Thursday, March 04, 2010

Wishful sinful

Books at my bedside

When I was watching the Olympics the other day, I was talking about how sick I get of hearing the American anthem played again and again and again. They only play the medal ceremonies if an American wins, and never when anyone else wins. Why don’t they play another country’s anthem every once in a while? Just to fool us into believing that we’re the best at everything? A friend said, “Maybe because the point of the Olympics is cheering on your country.”

I responded, without hesitation, “And if Thailand was on the stand, I’d be pretty excited.”

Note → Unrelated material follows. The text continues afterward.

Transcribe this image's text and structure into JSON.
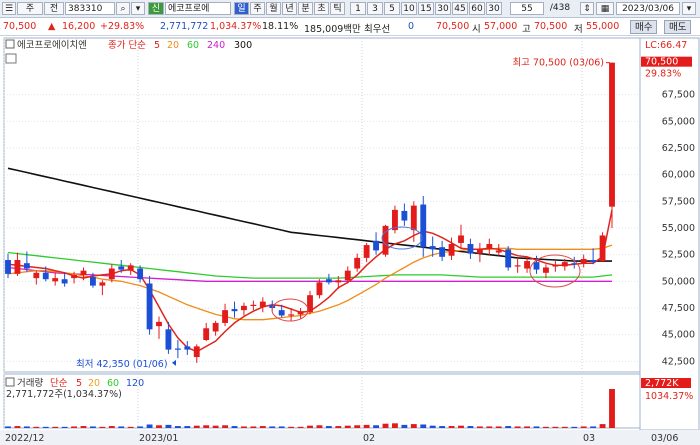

I’m not Thai, and I never will be, as much as I hope--but it’s crazy how deeply ingrained that identity still is in my psyche. It just makes me think about myself as a child, and all of us missionary kids, and how confused we all must be, and how amazing it is and how much it sucks at the same time. I had my country taken away from me. Twice. And not just my country, but everything that comes along with a country. An identity. The food that speaks to me of home. A whole language.

Lately, when I’m hungry, I’ve been trying to think about what I’m really hungry for, and if I think hard I’m almost always craving a bowl of Thai street noodles, guiteaw nam. Something I absolutely can’t buy in this country, at any price. I can find approximations, but the food that comforts me the most is forever distant. Twelve time zones and $1000 away.

The same thing with certain words. I find myself reaching for concepts that aren’t available in English but still resonate with my core. Phrases like maipenlai, or sanuk, or pai teaw, concepts that explain the fundamental Thai attitude towards life, that it’s something to be enjoyed and not taken too seriously. Or a word like reaproy, that conveys so much more than neatness, but the sense that everything is in its right place, exactly where it’s supposed to be, utterly lacking in chaos. Or lumbak, a word that I didn’t even know wasn’t English for a long time, but means difficult, strenuous, requiring the absolute best of a person.

Thai also has a fantastic concept called jai, which is closest to the English idea of heart. It’s also more than heart, closer to the soul, or the idea of heart center we use in yoga. I find myself associating the ancient Sanskrit yogi words with Thai words, often. In Thai, you don’t say you’re happy. You say deejai, which means, literally, “good heart.” In Thailand, I was forever discovering new conjunctions of adjectives with jai that conveyed different ideas that explained how the heart worked, the different ways hearts and people can be.

I’m doing a horrible job of interpreting the concept. I don’t know how. My point comes back to that passage from Solomon. More and more his wellspring of life becomes something closer to jai. Because the jai is my life’s wellspring, the source from which everything else flows. The more I think about that verse, the more I think that a more accurate translation would be: Protect your jai, for it is the source of your prana.

Now there’s a life philosophy I can get on board with.

1 comment:

wfrenn said...

Wow! You're impressive. Still reading your blog!